My enthusiasm may have been a little misplaced, as I only found one individual today, but I was pleased with one and surprised at how much detail I managed in a natural light shot of it.
Here's where the story got interesting for me, and why I wanted to link this blog update with the last.
What did I originally find here? Well, a Birch Shieldbug and a Parent Bug. Both of these species are associated with the birch tree. I have to admit to not examining the bark of the tree but did look at the leaves, and yes, they looked like birch.
A reasonable assumption would be that it was a birch tree then?
Well yes, but then when I returned a few days later I found a cracking little sawfly larva on the same tree...
And what's so special about this particular sawfly larva? Actually quite a lot!
It seems that it's something of a rarity:at least, until recently anyhow.
The U.K. status is listed as follows: Once thought to be extinct in Britain, it was re-discovered in Wiltshire in the 1990's and has since spread through southern England.
Here's an NBN Gateway map for the species...
As you can see, there only a couple of records .Probably under-recorded to some extent, but still a nice find with no records in my area at all.
|A Large Alder Sawfly larva|
I've given this dorsal view its common name to illustrate how all this fits together.
And so this is an Alder Sawfly-not associated with birch then? So now we have on the same tree, two species correctly associated, and one not. O.K. no problem, it's quite common for a species to be found on a plant or tree other than the preferred choice.
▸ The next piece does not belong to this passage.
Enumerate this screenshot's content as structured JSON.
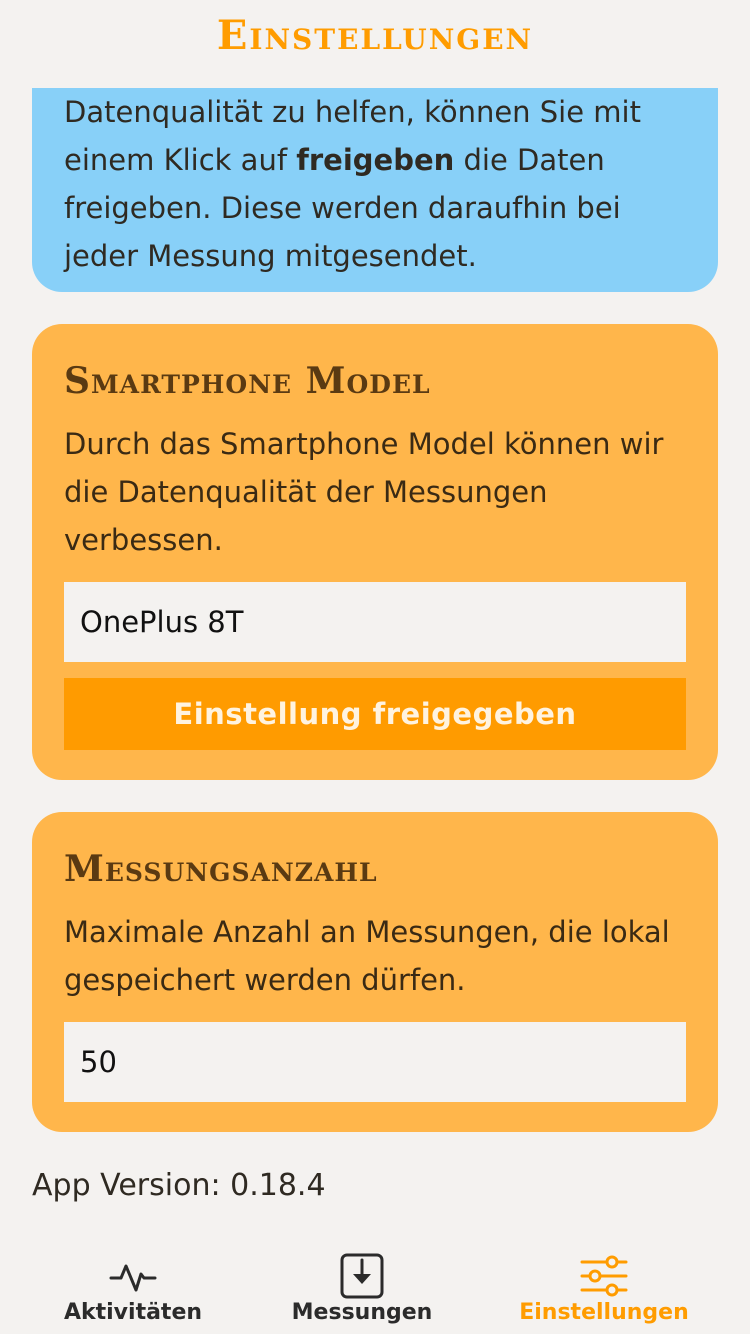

If the discovery of this sawfly larva was noteworthy for its rarity value, then my next find must be considered equally of merit for different reasons and top of the list would probably be something along the lines of 'what the heck...'
These larvae can grow up to 2cm long and are covered in this white powdery substance. This is supposed to protect them from predators who mistake them for bird-droppings. The white camouflage is easily rubbed off and in the final instar, when feeding is complete, the white powder is lost and the larvae adopts a pale green colour...
This sawfly larva is less rare than the previous, with at least a few records for Kent but most of the sighting do seem to have come from the south of the country.
And what's the common name for this species? The Alder Sawfly or sometimes The Woolly Alder Sawfly. Hmmm...now we have two species assoc. with birch and two alder, all of which were found on the same tree.
Time to check this out then! Back for another, better look at the tree and the surrounding habitat.
Result: There are other alder trees close-by, alder are often found beside water (as this was) and on closer inspection the leaves have hairs on the underside.
Conclusion: this was indeed an alder tree and not birch after all. Why then are two species of shieldbug closely associated with birch feeding on alder? I've not heard of, or indeed found this before but a safe guess would be that alder and birch actually belong in the same family of 'Betulacae'
I have to admit to finding this fascinating and really enjoyed the research into finding identities etc. I have yet another uncommon insect that I found this week, but I'll use this one as a little teaser to my next blog entry, which should be along any day.
Until the next time then...